Word for word, restate every line of the listing that follows.

---- INPUT DATA

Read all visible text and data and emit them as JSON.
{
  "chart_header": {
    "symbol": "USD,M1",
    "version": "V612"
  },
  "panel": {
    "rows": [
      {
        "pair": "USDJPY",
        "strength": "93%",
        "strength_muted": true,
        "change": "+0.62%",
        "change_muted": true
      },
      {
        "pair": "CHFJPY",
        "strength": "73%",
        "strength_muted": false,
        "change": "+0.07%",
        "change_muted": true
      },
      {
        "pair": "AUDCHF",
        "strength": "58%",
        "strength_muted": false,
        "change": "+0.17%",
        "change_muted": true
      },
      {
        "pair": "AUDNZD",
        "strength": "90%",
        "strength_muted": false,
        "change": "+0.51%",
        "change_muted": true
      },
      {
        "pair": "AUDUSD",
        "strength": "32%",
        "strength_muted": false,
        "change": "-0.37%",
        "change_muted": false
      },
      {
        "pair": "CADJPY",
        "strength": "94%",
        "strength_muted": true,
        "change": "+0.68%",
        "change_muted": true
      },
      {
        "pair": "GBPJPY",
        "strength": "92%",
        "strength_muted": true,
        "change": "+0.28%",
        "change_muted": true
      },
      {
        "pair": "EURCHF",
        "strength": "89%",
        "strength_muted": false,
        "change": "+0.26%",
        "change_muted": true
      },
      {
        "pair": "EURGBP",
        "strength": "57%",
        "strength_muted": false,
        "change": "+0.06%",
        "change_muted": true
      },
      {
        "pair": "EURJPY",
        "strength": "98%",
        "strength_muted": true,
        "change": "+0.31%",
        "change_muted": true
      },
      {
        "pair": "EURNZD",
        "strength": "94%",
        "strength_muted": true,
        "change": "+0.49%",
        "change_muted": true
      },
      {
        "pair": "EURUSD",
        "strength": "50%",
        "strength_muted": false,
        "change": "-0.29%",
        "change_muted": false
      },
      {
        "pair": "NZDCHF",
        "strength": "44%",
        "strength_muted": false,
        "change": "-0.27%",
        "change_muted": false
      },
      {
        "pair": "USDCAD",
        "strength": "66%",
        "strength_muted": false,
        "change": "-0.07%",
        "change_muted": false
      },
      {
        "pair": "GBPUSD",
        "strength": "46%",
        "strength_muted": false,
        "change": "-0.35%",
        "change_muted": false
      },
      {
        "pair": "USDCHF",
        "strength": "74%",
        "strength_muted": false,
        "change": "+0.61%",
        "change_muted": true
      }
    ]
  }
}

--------

__EXERCISE RESULT__.
Read all visible text and data and emit them as JSON.
{
  "chart_header": {
    "symbol": "USD,M1",
    "version": "V612"
  },
  "panel": {
    "rows": [
      {
        "pair": "USDJPY",
        "strength": "93%",
        "strength_muted": true,
        "change": "+0.62%",
        "change_muted": true
      },
      {
        "pair": "CHFJPY",
        "strength": "73%",
        "strength_muted": false,
        "change": "+0.07%",
        "change_muted": true
      },
      {
        "pair": "AUDCHF",
        "strength": "58%",
        "strength_muted": false,
        "change": "+0.17%",
        "change_muted": true
      },
      {
        "pair": "AUDNZD",
        "strength": "90%",
        "strength_muted": false,
        "change": "+0.51%",
        "change_muted": true
      },
      {
        "pair": "AUDUSD",
        "strength": "32%",
        "strength_muted": false,
        "change": "-0.37%",
        "change_muted": false
      },
      {
        "pair": "CADJPY",
        "strength": "94%",
        "strength_muted": true,
        "change": "+0.68%",
        "change_muted": true
      },
      {
        "pair": "GBPJPY",
        "strength": "92%",
        "strength_muted": true,
        "change": "+0.28%",
        "change_muted": true
      },
      {
        "pair": "EURCHF",
        "strength": "89%",
        "strength_muted": false,
        "change": "+0.26%",
        "change_muted": true
      },
      {
        "pair": "EURGBP",
        "strength": "57%",
        "strength_muted": false,
        "change": "+0.06%",
        "change_muted": true
      },
      {
        "pair": "EURJPY",
        "strength": "98%",
        "strength_muted": true,
        "change": "+0.31%",
        "change_muted": true
      },
      {
        "pair": "EURNZD",
        "strength": "94%",
        "strength_muted": true,
        "change": "+0.49%",
        "change_muted": true
      },
      {
        "pair": "EURUSD",
        "strength": "50%",
        "strength_muted": false,
        "change": "-0.29%",
        "change_muted": false
      },
      {
        "pair": "NZDCHF",
        "strength": "44%",
        "strength_muted": false,
        "change": "-0.27%",
        "change_muted": false
      },
      {
        "pair": "USDCAD",
        "strength": "66%",
        "strength_muted": false,
        "change": "-0.07%",
        "change_muted": false
      },
      {
        "pair": "GBPUSD",
        "strength": "46%",
        "strength_muted": false,
        "change": "-0.35%",
        "change_muted": false
      },
      {
        "pair": "USDCHF",
        "strength": "74%",
        "strength_muted": false,
        "change": "+0.61%",
        "change_muted": true
      }
    ]
  }
}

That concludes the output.